More than 19,000 UK schools are already using free learning resources from the BP Educational Service, which works with teachers and pupils to create high quality, flexible resources for use in schools.
Focused around science, geography, maths, business studies and enterprise, the resources engage students of all ability levels and provide a mix of online activities, video, animation and virtual experiments.
All the resources have been closely matched to UK curricula, using topics and terminology that will be familiar to you and your students. The resources are supported by worksheets, detailed teacher guidance and lesson plans.
For more than 45 years, BP has been working to address the STEM skills gap in the UK through targeted investment at all levels of education. Today, the BP Educational Service is a comprehensive programme contributing to every stage of education. An estimated 2.8 million UK students have benefited from the programme over the past five years.
The new Where’s the Science in That? resources put science in a real-life context and give students aged 7-14 a better understanding of how STEM applies to everyday life. This set of interactive resources demonstrates that science isn’t just for science labs – it’s for everyone and it’s all around us every day.
Where’s the Science in That? helps students to explore the everyday science found in familiar settings such as airports, theatres and at home. The resources include video challenges to help bring your lessons to life.
Where’s the Science in That? is informed by the findings of Enterprising Science, a five-year partnership between King’s College London, BP and the Science Museum, which uses the concept of ‘science capital’ to understand how young people engage with science and how teaching can be tailored to support further engagement.
For more information about Enterprising Science, visit enterprisingscience.com.
In order to inspire schools to introduce and develop STEM clubs, the BP Educational Service website now has a dedicated STEM clubs section.
A range of challenges and competitions are provided to inspire your school’s STEM Club.
Alternatively, you could use them for collapsed timetable days or classroom lessons, or you could even encourage students to complete their projects in their own time, or as homework.
Students might find themselves challenged to design and test a portable solar still to provide an emergency fresh water supply, investigating what type of clothing is safest in freezing environments, or adapting and testing a hard hat to keep the wearer cool in strong sunlight and desert heat.
To discover the full range of exciting activities and competitions for your STEM Club, visit bp.com/bpes.
For more ideas and advice about running an exciting and successful STEM Club, visit the National STEM Clubs Programme at stem.org.uk/stem-clubs.
Aimed at younger secondary school students who are yet to make their GCSE choices, the Ultimate STEM Challenge is a national schools competition inviting students aged 11-14 to put their STEM skills to the test by tackling real-world problems.

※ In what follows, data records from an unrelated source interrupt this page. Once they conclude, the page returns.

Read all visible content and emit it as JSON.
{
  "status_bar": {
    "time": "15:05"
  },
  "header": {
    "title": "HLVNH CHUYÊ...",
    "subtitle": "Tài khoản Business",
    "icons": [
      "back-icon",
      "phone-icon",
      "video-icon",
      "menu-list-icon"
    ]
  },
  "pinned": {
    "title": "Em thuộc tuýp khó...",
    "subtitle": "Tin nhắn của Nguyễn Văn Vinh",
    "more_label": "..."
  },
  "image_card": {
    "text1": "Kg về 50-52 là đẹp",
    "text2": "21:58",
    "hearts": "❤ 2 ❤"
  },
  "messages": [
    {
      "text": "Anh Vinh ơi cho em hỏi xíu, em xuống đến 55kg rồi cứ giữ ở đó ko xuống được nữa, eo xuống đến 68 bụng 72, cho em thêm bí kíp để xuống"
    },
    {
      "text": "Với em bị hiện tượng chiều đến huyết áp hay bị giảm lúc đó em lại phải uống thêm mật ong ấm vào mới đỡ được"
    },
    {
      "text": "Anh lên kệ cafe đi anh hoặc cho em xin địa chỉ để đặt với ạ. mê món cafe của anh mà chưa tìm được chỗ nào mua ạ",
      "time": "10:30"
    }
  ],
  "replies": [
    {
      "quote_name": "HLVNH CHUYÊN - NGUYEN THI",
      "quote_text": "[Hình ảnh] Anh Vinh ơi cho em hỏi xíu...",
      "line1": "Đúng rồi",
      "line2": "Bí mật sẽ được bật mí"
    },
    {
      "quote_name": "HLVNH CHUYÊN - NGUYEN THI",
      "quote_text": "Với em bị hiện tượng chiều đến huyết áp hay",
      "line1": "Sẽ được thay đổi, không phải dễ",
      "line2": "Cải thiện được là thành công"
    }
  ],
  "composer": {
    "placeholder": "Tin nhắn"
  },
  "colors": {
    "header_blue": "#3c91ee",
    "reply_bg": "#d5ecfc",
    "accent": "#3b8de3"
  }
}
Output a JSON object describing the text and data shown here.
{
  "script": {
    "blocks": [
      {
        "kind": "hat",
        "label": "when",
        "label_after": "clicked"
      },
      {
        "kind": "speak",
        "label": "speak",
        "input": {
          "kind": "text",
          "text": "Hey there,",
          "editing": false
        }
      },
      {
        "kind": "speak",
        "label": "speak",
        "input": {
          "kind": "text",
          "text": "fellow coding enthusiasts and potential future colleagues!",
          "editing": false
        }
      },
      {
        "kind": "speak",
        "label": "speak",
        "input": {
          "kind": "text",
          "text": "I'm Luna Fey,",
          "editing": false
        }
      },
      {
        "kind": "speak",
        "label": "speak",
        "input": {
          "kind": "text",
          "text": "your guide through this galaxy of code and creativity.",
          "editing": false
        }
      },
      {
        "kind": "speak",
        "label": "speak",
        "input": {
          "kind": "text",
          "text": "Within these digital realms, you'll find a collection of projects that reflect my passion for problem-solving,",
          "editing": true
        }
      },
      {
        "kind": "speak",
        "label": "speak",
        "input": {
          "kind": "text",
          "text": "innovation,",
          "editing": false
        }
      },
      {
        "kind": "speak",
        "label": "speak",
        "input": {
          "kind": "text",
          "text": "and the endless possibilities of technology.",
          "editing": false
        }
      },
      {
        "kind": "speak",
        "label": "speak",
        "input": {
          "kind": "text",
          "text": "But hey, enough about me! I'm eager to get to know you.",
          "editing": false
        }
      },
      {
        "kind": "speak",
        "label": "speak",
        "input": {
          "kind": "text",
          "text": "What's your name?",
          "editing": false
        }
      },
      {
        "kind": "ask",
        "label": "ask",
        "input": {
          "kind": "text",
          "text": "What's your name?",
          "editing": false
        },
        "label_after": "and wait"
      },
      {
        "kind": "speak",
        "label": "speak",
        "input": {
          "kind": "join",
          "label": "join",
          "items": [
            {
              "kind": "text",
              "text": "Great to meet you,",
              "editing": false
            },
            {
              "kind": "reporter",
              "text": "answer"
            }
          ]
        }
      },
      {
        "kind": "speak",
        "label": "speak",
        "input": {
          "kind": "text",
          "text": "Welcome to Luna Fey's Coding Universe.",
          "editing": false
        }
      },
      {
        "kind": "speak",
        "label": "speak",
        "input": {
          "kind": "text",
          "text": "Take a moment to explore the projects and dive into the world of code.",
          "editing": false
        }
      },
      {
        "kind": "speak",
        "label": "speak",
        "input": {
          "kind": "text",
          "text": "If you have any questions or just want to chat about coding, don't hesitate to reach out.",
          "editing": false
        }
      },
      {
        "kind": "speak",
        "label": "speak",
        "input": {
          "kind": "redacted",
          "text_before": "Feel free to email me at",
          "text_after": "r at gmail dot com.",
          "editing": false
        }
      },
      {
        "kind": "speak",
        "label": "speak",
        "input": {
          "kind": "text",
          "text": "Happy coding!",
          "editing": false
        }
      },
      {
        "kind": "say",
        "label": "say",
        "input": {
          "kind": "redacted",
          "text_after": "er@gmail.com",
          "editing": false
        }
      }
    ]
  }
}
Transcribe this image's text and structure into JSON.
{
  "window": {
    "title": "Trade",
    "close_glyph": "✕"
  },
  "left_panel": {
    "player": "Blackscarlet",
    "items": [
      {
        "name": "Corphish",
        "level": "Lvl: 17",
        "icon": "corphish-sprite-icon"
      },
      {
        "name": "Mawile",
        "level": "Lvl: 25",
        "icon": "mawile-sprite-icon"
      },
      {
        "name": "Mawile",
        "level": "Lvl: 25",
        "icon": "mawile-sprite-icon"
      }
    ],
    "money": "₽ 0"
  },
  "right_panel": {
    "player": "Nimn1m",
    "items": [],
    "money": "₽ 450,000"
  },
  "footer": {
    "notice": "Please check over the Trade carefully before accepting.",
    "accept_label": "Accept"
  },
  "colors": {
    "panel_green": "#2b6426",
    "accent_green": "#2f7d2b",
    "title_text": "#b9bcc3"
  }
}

Students are invited to use their creativity to identify and design an efficient solution for real-world challenges, all related to BP’s day-to-day operations. The students work in groups of two to four at a STEM club, in class or as an independent project, before submitting their project via PowerPoint or YouTube. STEM Ambassadors from STEM Learning are also available to guide and inspire students as they take on the challenge.
Keep your eyes peeled for the latest Ultimate STEM Challenge, set to launch in the summer term with new challenges, new opportunities to win special STEM-related school prizes and a chance to compete in the final at London’s Science Museum!
Visit bp.com/ultimatestemchallenge for details.
To discover the full range of free resources, competitions and activities from the BP Educational Service, please visit bp.com/bpes, and to find out more about BP’s support for STEM education, please visit bp.com/STEM.